Every Monday I get the privilege of hanging out with some very tall and very awesome giraffes at the Jacksonville Zoo and Gardens. It really is the highlight of most of my weeks. I planned to post about this and even lugged my actual camera around with me today to take some up close pictures… apparently it was $2 admission day at the zoo …oops. You know the play place at McD’s on a Saturday? Multiply that times 5,000 and spread it out all over the zoo. That was today.

On most days, not $2 admission days, my job is to let ticket wielding people into the roped off area to feed the giraffes and keep them from trying to pet them, tearing the food into tiny bits and using the food to tease the poor giraffes that just want a piece of lettuce.

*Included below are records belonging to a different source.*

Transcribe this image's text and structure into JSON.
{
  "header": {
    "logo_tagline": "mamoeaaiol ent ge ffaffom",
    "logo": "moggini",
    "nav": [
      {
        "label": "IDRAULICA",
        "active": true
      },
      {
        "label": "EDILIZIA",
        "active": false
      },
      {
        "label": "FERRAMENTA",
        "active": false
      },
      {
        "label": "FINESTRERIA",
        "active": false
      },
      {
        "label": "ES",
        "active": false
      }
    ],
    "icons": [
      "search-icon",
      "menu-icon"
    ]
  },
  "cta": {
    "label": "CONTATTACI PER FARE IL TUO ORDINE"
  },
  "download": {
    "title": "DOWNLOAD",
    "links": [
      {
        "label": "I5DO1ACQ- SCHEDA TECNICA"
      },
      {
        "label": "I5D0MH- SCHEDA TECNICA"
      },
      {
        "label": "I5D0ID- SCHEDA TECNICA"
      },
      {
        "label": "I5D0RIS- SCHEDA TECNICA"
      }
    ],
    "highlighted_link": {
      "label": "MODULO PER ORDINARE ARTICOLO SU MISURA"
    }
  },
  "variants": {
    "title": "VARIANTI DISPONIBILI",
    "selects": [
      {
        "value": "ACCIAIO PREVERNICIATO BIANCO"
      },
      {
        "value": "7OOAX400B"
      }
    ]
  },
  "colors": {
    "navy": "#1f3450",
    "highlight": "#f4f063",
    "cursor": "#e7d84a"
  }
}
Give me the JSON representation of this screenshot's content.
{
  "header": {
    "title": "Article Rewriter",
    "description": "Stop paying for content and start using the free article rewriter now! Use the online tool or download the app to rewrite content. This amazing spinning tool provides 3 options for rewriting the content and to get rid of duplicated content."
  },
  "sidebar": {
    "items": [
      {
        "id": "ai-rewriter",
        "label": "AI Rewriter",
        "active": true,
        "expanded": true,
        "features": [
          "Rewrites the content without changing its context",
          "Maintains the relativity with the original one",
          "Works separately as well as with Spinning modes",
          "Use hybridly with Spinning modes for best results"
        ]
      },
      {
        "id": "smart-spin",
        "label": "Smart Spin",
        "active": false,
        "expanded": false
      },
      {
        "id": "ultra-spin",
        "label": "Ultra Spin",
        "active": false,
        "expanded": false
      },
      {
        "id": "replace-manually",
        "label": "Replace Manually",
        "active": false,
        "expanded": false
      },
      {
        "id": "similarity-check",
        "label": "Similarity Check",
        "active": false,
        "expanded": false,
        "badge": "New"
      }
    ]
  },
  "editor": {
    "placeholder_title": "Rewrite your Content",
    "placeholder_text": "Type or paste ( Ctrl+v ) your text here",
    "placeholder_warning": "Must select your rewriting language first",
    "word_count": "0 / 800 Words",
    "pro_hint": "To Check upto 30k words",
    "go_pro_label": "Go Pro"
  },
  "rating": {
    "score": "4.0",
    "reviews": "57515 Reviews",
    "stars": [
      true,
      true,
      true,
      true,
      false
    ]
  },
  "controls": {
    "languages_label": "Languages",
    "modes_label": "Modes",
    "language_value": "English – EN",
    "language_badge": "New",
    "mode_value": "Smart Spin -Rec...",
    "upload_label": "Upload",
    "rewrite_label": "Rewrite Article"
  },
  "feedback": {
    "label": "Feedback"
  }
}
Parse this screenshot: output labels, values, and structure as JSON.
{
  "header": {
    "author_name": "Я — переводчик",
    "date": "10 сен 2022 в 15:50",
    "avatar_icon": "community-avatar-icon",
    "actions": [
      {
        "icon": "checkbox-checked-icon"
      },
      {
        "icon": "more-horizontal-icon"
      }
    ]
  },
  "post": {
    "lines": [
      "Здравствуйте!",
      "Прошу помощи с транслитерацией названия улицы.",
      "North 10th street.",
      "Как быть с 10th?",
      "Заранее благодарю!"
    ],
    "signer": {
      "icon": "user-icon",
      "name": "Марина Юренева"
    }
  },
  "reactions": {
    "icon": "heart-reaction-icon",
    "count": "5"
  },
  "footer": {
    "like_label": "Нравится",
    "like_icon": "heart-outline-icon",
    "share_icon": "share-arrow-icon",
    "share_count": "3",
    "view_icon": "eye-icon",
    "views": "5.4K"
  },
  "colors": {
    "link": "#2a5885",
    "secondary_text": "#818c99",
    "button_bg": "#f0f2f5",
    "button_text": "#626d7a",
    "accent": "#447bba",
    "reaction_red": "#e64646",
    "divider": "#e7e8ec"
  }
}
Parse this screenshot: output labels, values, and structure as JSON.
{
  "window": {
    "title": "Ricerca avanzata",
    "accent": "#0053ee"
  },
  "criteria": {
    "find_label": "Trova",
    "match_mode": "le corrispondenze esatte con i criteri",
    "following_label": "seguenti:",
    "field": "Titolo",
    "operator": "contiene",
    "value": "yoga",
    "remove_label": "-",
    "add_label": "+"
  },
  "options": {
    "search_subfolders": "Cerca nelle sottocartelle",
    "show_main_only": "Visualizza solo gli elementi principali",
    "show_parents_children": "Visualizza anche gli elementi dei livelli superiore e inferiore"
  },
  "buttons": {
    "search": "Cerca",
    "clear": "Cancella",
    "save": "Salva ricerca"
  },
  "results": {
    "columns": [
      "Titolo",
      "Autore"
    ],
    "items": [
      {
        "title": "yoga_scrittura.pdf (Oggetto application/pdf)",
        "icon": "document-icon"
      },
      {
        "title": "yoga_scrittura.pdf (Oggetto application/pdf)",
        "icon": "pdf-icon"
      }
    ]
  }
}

Seriously wish I liked foliage as much as these animals. I also get to talk about the giraffes and, my favorite part, feed the giraffes to get them to stay up at the overlook when we are in between paying feeders. That’s what is so awesome about my job – I get to interact directly with the animals!



It is interesting to learn the different mannerisms and personalities of each of the giraffes. For example, Luna LOVES to eat, but she’s also the first to leave when R.B. comes over to bully everyone away. This is entertaining to watch because R.B. is still a calf at a 1.5 yrs old and “short” (still over 10ft tall, mind you), yet he will chase all of the older and *much* taller females out of the way, so he can eat. He’s pretty much a hog, but I love him anyway.

the 3 giraffes laying down are the calves (R to L) Babe, the youngest that is unnamed, R.B.

the 3 giraffes laying down are the calves (R to L) Babe, the youngest that is unnamed, R.B.

I’ve learned things like: giraffes are 6 FEET TALL when they’re born. S-i-x feet. 6. And they’re around 150lbs. That’s like giving birth to Sigourney Weaver. Just take that in for a second. Gestation is 14 months and they give birth standing up, so that’s at *least* a six foot drop for the calf. Also, in the wild the calves have roughly 20 minutes to learn to stand and walk.

just chillin'

just chillin’

It is pretty hilarious watching kids have their first giraffe feeding experience. They come up in line, the brave ones with faces beaming – the shy ones looking timid, but all excited. It doesn’t matter which category they fall into, once that tongue comes out all bets are off, that playing field is level! At 18″ to 22″ long and half purple, half pink, the tongue of a giraffe is unlike anything else they’ve ever seen before. Some think it is a snake, some are terrified, some think it is cool and all of them think the slime (read: saliva) is gross. There are three possible results: laughter (my favorite), squealing (mildly annoying, but still cute) and crying.

sweet tongue, yo.

sweet tongue, Luna.

The zoo has 10 giraffes total, 3 calves and 7 adults. Duke is the dominate male in the herd and the sire of all the calves. He also has the worst breath. Chloe is the tallest at just over 15.5 feet – beating out Duke, who is a mere 15ft…poor guy. There is also one named Spock. If you donate enough money to the zoo you can name them whatever you want…true story.

this is Luna, she's my favorite

Hi, Luna! She’s my favorite.

Have you ever seen a giraffe trying to sit down? Google it, you will feel like a ballerina. You should also google giraffes drinking water – hilarious. Incidentally, they only drink once every several days in the wild (because they are so vulnerable when they lean down to drink) and can slurp up 40+ liters at a time. Moral of the story: Giraffes rock.